These reflective questions -- related to an individual's decision making -- are based on three perspectives:

  • Mental - Decisions made based on thoughts about the elements under evaluation, such as the factors of, the considerations about, and the impact of an individual's choices. These decisions can be more difficult due to over-thinking, analyzing too much, or being convinced to believe something that isn't in alignment with an individual's beliefs;
  • Emotional - Choices made based on an affecting response can cause a decision to be adversely impacted due to heightened sensory stimulation. These decisions can challenge an individual's ability to distance their feelings from an external stimuli;
  • Spiritual - The mental and emotional perspectives can cause an individual to toil over their life's direction, because an individual's activities normally reflect their spirit and core beliefs. Moreover, an individual's core beliefs are often used to minimize opportunities for their mental or emotional perspectives from unnecessarily overriding their values.

Any individual who uses the convenience of a situation to justify any action and/or behavior that doesn't align with their supposed core beliefs must question the conviction of their beliefs -- as core beliefs aren't situational. However, there may be times that an individual's core beliefs are redefined based on new discoveries, corrections to previous opinions, or purposeful decisions to change their viewpoints. Despite these potential adjustments, core beliefs aren't as fluid as opinions that can change rapidly from a moment to the next.

In training for my professional career, there was never a conversation or a consideration about the possibility that I might need to make decisions that would cause me to choose between standing firm in my beliefs or being a party (willing or not) to questionable and/or unethical activities. Furthermore, none of my extensive training prepared me for the heart-wrenching decisions that were required to choose between remaining at a job and a conflict with my core beliefs which might impact my earning potential.

The easiest thing to do while faced with moral, ethical, spiritual, or other challenges is to ignore the activities of others and convince yourself that others' questionable and/or unethical activities aren't any of your concern.

During the times I encountered these types of situations, these incidents made me question myself and also my beliefs. Specifically, are my beliefs really true to me; are my beliefs situational in nature; are my beliefs reflective of who I am or who I want to be? The answer I sought was in this last question.

By making tough decisions during challenging times these circumstances made me truly examine not just the example I set externally, but also the standard that I set for myself internally.
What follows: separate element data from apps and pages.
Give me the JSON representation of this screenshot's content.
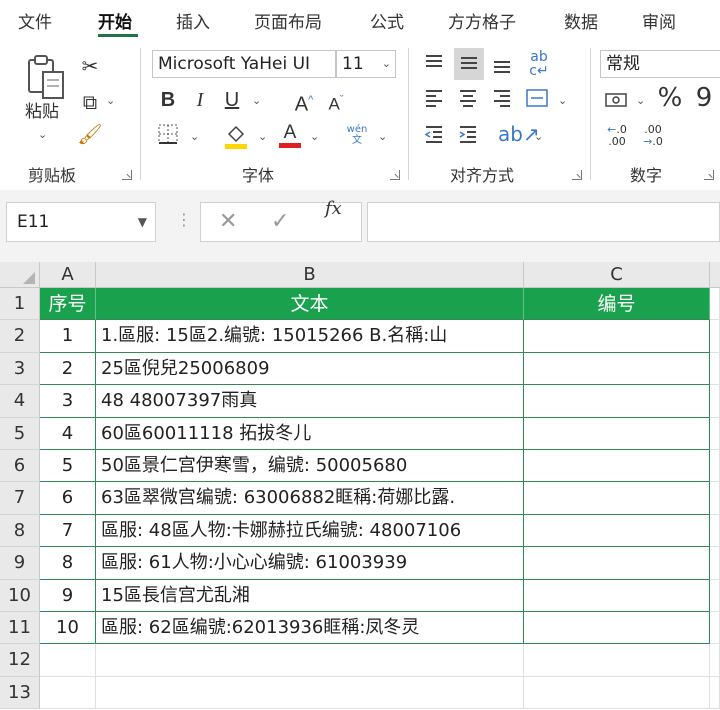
{
  "menu": {
    "tabs": [
      "文件",
      "开始",
      "插入",
      "页面布局",
      "公式",
      "方方格子",
      "数据",
      "审阅"
    ]
  },
  "ribbon": {
    "clipboard": {
      "label": "剪贴板",
      "paste_label": "粘贴"
    },
    "font": {
      "label": "字体",
      "font_name": "Microsoft YaHei UI",
      "font_size": "11",
      "pinyin_label": "wén\n文"
    },
    "alignment": {
      "label": "对齐方式"
    },
    "number": {
      "label": "数字",
      "format": "常规"
    },
    "colors": {
      "accent": "#217346",
      "highlight": "#ffd600",
      "font_color": "#e02020",
      "table_header": "#1aa14d"
    }
  },
  "formula_bar": {
    "name_box": "E11",
    "formula": ""
  },
  "sheet": {
    "columns": [
      "A",
      "B",
      "C"
    ],
    "rows": [
      "1",
      "2",
      "3",
      "4",
      "5",
      "6",
      "7",
      "8",
      "9",
      "10",
      "11",
      "12",
      "13"
    ],
    "header": {
      "seq": "序号",
      "text": "文本",
      "code": "编号"
    },
    "data": [
      {
        "seq": "1",
        "text": "1.區服: 15區2.编號: 15015266 B.名稱:山",
        "code": ""
      },
      {
        "seq": "2",
        "text": "25區倪兒25006809",
        "code": ""
      },
      {
        "seq": "3",
        "text": "48 48007397雨真",
        "code": ""
      },
      {
        "seq": "4",
        "text": "60區60011118 拓拔冬儿",
        "code": ""
      },
      {
        "seq": "5",
        "text": "50區景仁宫伊寒雪，编號: 50005680",
        "code": ""
      },
      {
        "seq": "6",
        "text": "63區翠微宫编號: 63006882眶稱:荷娜比露.",
        "code": ""
      },
      {
        "seq": "7",
        "text": "區服: 48區人物:卡娜赫拉氏编號: 48007106",
        "code": ""
      },
      {
        "seq": "8",
        "text": "區服: 61人物:小心心编號: 61003939",
        "code": ""
      },
      {
        "seq": "9",
        "text": "15區長信宫尤乱湘",
        "code": ""
      },
      {
        "seq": "10",
        "text": "區服: 62區编號:62013936眶稱:凤冬灵",
        "code": ""
      }
    ]
  }
}
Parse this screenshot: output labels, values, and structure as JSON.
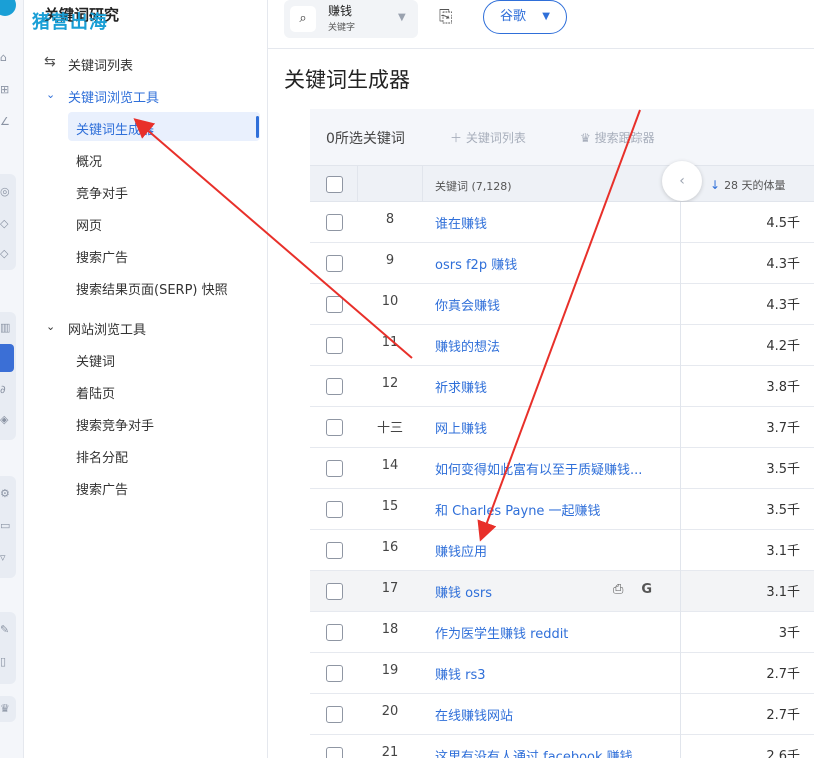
{
  "brand": {
    "title": "关键词研究",
    "watermark": "猪营出海"
  },
  "sidebar": {
    "items": [
      {
        "label": "关键词列表",
        "icon": "list-icon"
      },
      {
        "label": "关键词浏览工具",
        "icon": "chevron-down-icon"
      },
      {
        "label": "关键词生成器"
      },
      {
        "label": "概况"
      },
      {
        "label": "竞争对手"
      },
      {
        "label": "网页"
      },
      {
        "label": "搜索广告"
      },
      {
        "label": "搜索结果页面(SERP) 快照"
      },
      {
        "label": "网站浏览工具",
        "icon": "chevron-down-icon"
      },
      {
        "label": "关键词"
      },
      {
        "label": "着陆页"
      },
      {
        "label": "搜索竞争对手"
      },
      {
        "label": "排名分配"
      },
      {
        "label": "搜索广告"
      }
    ]
  },
  "search": {
    "value": "赚钱",
    "sublabel": "关键字",
    "icon": "search-icon"
  },
  "engine": {
    "label": "谷歌"
  },
  "page_title": "关键词生成器",
  "toolbar": {
    "selected_count": "0所选关键词",
    "add_to_list": "关键词列表",
    "rank_tracker": "搜索跟踪器"
  },
  "table": {
    "columns": {
      "keyword": "关键词 (7,128)",
      "volume": "28 天的体量"
    },
    "rows": [
      {
        "rank": "8",
        "keyword": "谁在赚钱",
        "volume": "4.5千"
      },
      {
        "rank": "9",
        "keyword": "osrs f2p 赚钱",
        "volume": "4.3千"
      },
      {
        "rank": "10",
        "keyword": "你真会赚钱",
        "volume": "4.3千"
      },
      {
        "rank": "11",
        "keyword": "赚钱的想法",
        "volume": "4.2千"
      },
      {
        "rank": "12",
        "keyword": "祈求赚钱",
        "volume": "3.8千"
      },
      {
        "rank": "十三",
        "keyword": "网上赚钱",
        "volume": "3.7千"
      },
      {
        "rank": "14",
        "keyword": "如何变得如此富有以至于质疑赚钱...",
        "volume": "3.5千"
      },
      {
        "rank": "15",
        "keyword": "和 Charles Payne 一起赚钱",
        "volume": "3.5千"
      },
      {
        "rank": "16",
        "keyword": "赚钱应用",
        "volume": "3.1千"
      },
      {
        "rank": "17",
        "keyword": "赚钱 osrs",
        "volume": "3.1千"
      },
      {
        "rank": "18",
        "keyword": "作为医学生赚钱 reddit",
        "volume": "3千"
      },
      {
        "rank": "19",
        "keyword": "赚钱 rs3",
        "volume": "2.7千"
      },
      {
        "rank": "20",
        "keyword": "在线赚钱网站",
        "volume": "2.7千"
      },
      {
        "rank": "21",
        "keyword": "这里有没有人通过 facebook 赚钱...",
        "volume": "2.6千"
      }
    ]
  },
  "colors": {
    "accent": "#2f6fd9",
    "annotation": "#e8302a"
  }
}
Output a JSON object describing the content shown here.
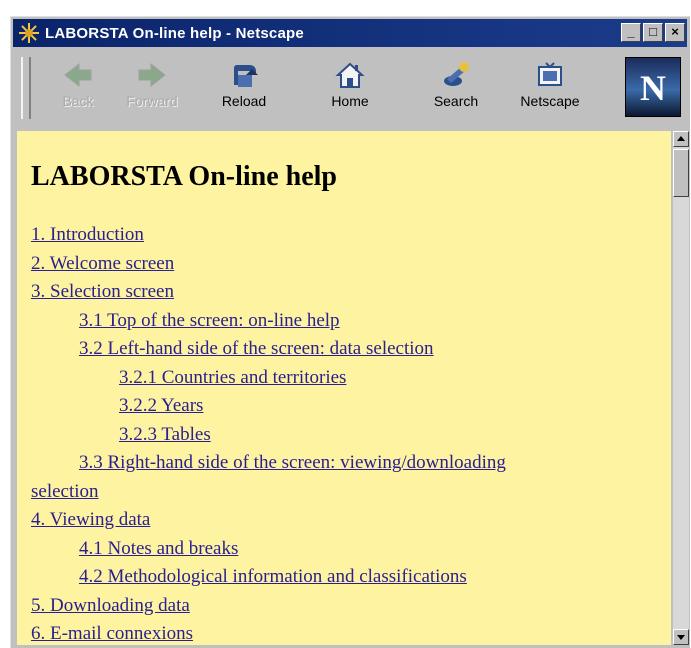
{
  "window": {
    "title": "LABORSTA On-line help - Netscape",
    "controls": {
      "minimize": "_",
      "maximize": "□",
      "close": "×"
    }
  },
  "toolbar": {
    "buttons": [
      {
        "label": "Back",
        "icon": "back-arrow-icon",
        "enabled": false
      },
      {
        "label": "Forward",
        "icon": "forward-arrow-icon",
        "enabled": false
      },
      {
        "label": "Reload",
        "icon": "reload-icon",
        "enabled": true
      },
      {
        "label": "Home",
        "icon": "home-icon",
        "enabled": true
      },
      {
        "label": "Search",
        "icon": "search-icon",
        "enabled": true
      },
      {
        "label": "Netscape",
        "icon": "netscape-icon",
        "enabled": true
      }
    ],
    "logo_letter": "N"
  },
  "page": {
    "title": "LABORSTA On-line help",
    "toc": [
      {
        "text": "1. Introduction",
        "level": 0
      },
      {
        "text": "2. Welcome screen",
        "level": 0
      },
      {
        "text": "3. Selection screen",
        "level": 0
      },
      {
        "text": "3.1 Top of the screen: on-line help",
        "level": 1
      },
      {
        "text": "3.2 Left-hand side of the screen: data selection",
        "level": 1
      },
      {
        "text": "3.2.1 Countries and territories",
        "level": 2
      },
      {
        "text": "3.2.2 Years",
        "level": 2
      },
      {
        "text": "3.2.3 Tables",
        "level": 2
      },
      {
        "text": "3.3 Right-hand side of the screen: viewing/downloading",
        "level": 1
      },
      {
        "text": "selection",
        "level": 0
      },
      {
        "text": "4. Viewing data",
        "level": 0
      },
      {
        "text": "4.1 Notes and breaks",
        "level": 1
      },
      {
        "text": "4.2 Methodological information and classifications",
        "level": 1
      },
      {
        "text": "5. Downloading data",
        "level": 0
      },
      {
        "text": "6. E-mail connexions",
        "level": 0
      }
    ]
  },
  "colors": {
    "page_background": "#fef3a1",
    "link": "#2a2090",
    "titlebar": "#0a246a"
  }
}
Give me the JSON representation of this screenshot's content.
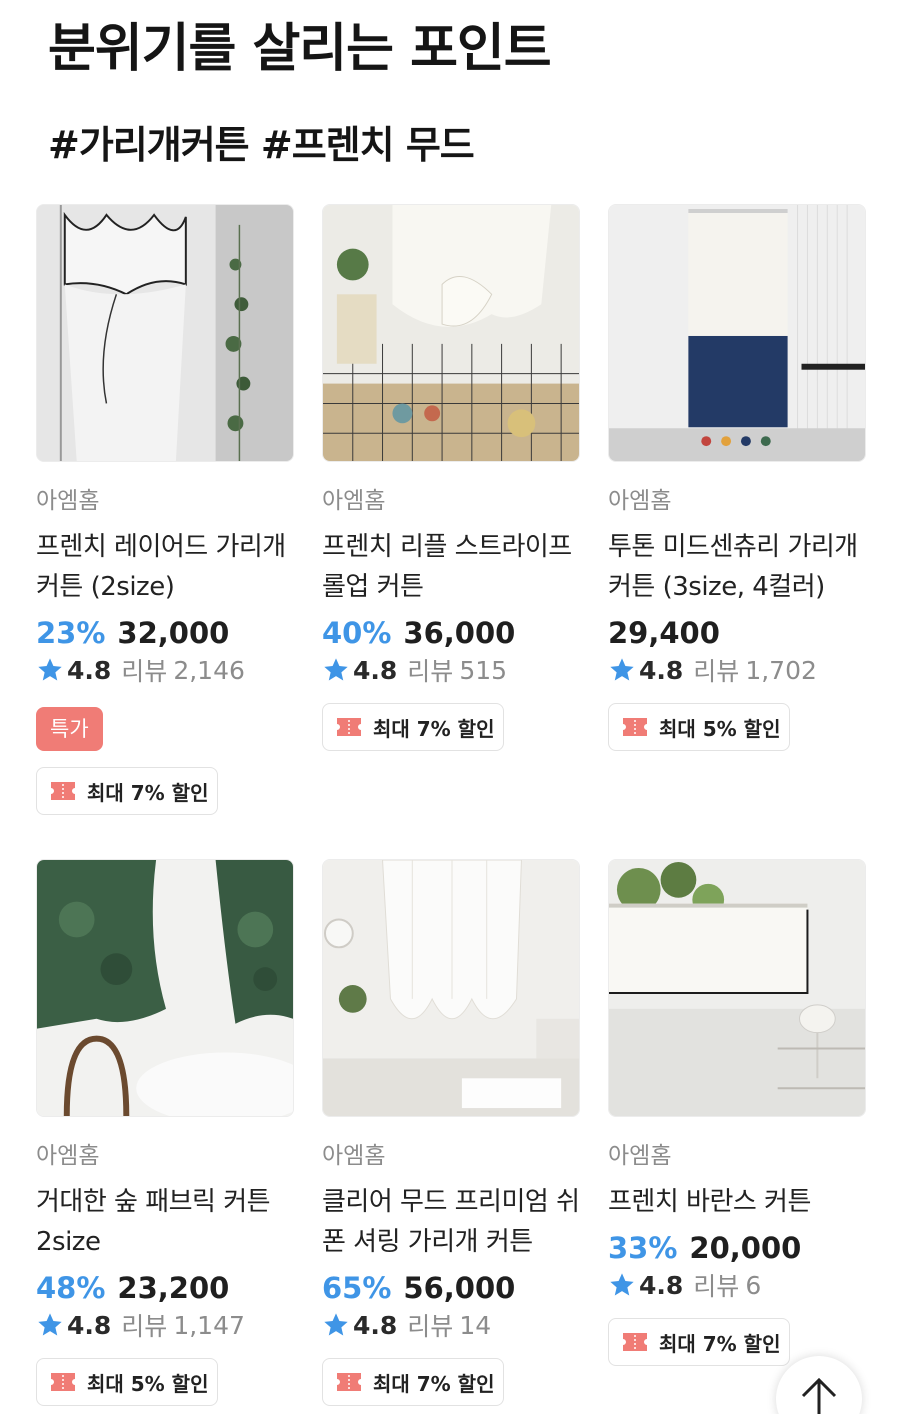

The external example is easy to fake and often individuals do to appease others, to cover their actions, or to receive a personal benefit -- even though I didn't in these situations.

The internal example isn't as easy to fake, move past, or convince yourself that it's actually true. Unlike the external projection, the internal projection might be personally impactful long after a current situation. Therefore, will you act and/or behave a certain way for others, but then continue to toil over some of the worst disappointment possible... to yourself?

Some of the hardest things that an individual can do during their lifetime are to live with the outcome of their actions, behaviors, choices, or decisions. For this reason, does it not make sense that an individual ensures that their spiritual, emotional, and mental perspectives/decisions are aligned?

The answer to this last question isn't for me to provide for others; however, my hope is that this question is something individuals will thoughtfully consider.

Additional information on the development of belief can be obtained in Mr. Young's solution-oriented book "Management Spotlight: Belief".

This post originally appeared on S. L. Young's blog on his website at: www.slyoung.com